Why is this film not a pure music video, or a Lara Croft: Tom Raider type video game? Well, I’ll tell you what it is. It’s a spin-off—the kind of pix Hollywood makes tonnes of money from, along with remakes, reboots, and sequels.
The movie has evidently been spun off from the introductory scene of the character Shabana (Tapsee Pannu: supremely fit, and feisty), who enters rather late into Neeraj Pandey’s Baby (2015), looking quiet and submissive, dressed in salwar kameez, and suddenly transforms herself to take on a bunch of baddies with her badass martial arts moves. That scene worked. Because it was so unpredictable. This film doesn’t. Just for the opposite reason.
The filmmakers go back to explore Shabana’s back-story. What is it that you might want to know about her? Precious little, by the looks of it. She was born with one expression: pursed lips, with an occasional grin, and a permanently brooding face. She wears a standard uniform: salwar kameez, sneakers, haversack, and a thick black wrist watch. She accidentally killed her alcoholic dad.
In a scene reminiscent of old mawali movies, a bunch of louts led by a “bigde vidhayak (MLA) ka bigda beta”, holding cans of strong beer in a topless jeep, harass this girl and her friend on a bike in Bombay. The friend dies. She wants to kill them all. Okay. That’s still the back-story.
What about this film’s story? That’s separate. It starts towards the end, while other characters from Baby (Akshay Kumar, Zakir Hussain, Anupam Kher in cameos) get in as late as Shabana did in the original, to take on a Bond-like international villain.
Now Baby was a pretty snazzy thriller, which made Indian spies look uber cool, with much skin in the global game. Genre wise, so is this film, which will surely make Ajit Doval proud, furthering delusions of India’s super-power status. It’s another matter that the stories of RAW and IB, and the infighting between them, that one hears, with bureaucrats scheming for foreign postings, present an altogether another picture.

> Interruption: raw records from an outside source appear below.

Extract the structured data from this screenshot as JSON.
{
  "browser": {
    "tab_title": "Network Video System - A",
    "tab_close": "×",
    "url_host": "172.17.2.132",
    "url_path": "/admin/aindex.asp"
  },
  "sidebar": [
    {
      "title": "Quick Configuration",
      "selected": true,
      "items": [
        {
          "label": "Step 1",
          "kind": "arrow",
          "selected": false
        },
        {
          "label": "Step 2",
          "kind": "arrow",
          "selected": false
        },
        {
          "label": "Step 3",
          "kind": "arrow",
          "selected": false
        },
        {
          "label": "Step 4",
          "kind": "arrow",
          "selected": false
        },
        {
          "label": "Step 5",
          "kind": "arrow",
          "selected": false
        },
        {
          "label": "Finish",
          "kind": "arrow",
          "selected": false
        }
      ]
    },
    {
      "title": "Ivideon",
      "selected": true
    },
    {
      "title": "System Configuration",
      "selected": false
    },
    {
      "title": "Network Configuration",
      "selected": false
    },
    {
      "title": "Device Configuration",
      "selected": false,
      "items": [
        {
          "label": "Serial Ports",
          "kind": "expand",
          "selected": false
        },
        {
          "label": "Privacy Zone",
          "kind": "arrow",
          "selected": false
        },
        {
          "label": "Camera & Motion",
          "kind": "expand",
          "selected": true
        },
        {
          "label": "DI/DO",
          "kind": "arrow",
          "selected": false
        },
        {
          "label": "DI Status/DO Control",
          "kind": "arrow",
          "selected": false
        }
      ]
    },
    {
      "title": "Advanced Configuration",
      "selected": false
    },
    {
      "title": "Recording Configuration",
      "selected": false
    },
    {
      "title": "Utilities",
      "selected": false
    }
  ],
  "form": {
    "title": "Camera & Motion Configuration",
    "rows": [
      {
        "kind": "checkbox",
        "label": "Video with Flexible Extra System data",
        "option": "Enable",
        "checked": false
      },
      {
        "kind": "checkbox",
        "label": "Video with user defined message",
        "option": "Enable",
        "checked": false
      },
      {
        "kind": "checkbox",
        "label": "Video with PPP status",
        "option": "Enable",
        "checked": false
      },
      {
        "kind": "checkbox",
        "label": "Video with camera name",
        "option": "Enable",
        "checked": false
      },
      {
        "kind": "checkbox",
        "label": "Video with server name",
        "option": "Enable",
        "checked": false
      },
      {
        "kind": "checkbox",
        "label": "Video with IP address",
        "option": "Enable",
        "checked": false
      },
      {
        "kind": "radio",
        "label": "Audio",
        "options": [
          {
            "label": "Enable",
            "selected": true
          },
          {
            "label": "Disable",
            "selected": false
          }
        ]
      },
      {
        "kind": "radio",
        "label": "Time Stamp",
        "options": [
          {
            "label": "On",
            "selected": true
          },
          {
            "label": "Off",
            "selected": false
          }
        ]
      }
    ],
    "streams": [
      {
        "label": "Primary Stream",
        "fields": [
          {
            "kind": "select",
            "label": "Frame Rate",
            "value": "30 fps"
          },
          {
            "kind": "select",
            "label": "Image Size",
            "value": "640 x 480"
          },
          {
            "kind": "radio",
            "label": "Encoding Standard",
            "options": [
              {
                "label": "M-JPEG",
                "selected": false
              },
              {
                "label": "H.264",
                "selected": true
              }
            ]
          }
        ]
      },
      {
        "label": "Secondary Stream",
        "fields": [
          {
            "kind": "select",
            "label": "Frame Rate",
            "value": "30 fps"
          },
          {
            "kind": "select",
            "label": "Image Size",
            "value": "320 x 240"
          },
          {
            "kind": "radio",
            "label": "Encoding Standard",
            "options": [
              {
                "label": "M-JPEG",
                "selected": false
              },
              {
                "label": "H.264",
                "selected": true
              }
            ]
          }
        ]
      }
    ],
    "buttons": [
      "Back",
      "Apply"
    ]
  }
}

But this is the movies, for God’s sake. And Manoj Bajpayee as top RAW agent has absolutely every nook and corner of Bombay (shot rather well) figured out as he stands before a life-sized poster of the Taj in Colaba, tracking every move with his Bluetooth and cellphone, much like Naseer’s Common Man in Pandey’s directorial debut, A Wednesday (2008).
Pandey has written this prequel, split into two totally separate films. And to be fair when the movie does cut to the chase eventually, to chase down the villain, some of the thrills do kick in. Sadly you’ve polished off your popcorn tub already, taking in the corniness until that point, while your head spins in circles in this pointless spin-off, listening to the zany ‘Zubi zubi zubi’ number from Mithun’s Dance Dance (1987), and so much else. Okay, sorry, seriously, no knock on ‘Zubi zubi zubi’.